- [WORK TO COMPLETE]:
Using the entries below, copy out all lines where "Details" is found.

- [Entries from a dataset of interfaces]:
.....

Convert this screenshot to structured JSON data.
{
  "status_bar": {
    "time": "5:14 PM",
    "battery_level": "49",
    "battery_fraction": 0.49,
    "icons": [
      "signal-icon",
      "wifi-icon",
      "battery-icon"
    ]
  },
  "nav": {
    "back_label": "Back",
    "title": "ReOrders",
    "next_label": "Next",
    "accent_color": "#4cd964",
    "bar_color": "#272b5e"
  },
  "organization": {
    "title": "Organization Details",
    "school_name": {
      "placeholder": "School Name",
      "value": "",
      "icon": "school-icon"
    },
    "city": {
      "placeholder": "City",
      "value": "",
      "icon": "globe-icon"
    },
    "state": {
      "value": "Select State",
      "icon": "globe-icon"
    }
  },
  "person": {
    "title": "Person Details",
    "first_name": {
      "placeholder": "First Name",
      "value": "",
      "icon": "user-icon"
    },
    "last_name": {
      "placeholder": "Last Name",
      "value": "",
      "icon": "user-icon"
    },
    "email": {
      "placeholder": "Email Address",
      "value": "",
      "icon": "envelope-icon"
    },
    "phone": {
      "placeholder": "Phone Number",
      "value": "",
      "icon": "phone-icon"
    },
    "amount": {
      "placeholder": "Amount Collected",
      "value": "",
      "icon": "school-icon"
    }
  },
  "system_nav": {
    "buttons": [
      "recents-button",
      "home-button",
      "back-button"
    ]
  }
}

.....

- [ANSWER]:
    "title": "Organization Details",
    "title": "Person Details",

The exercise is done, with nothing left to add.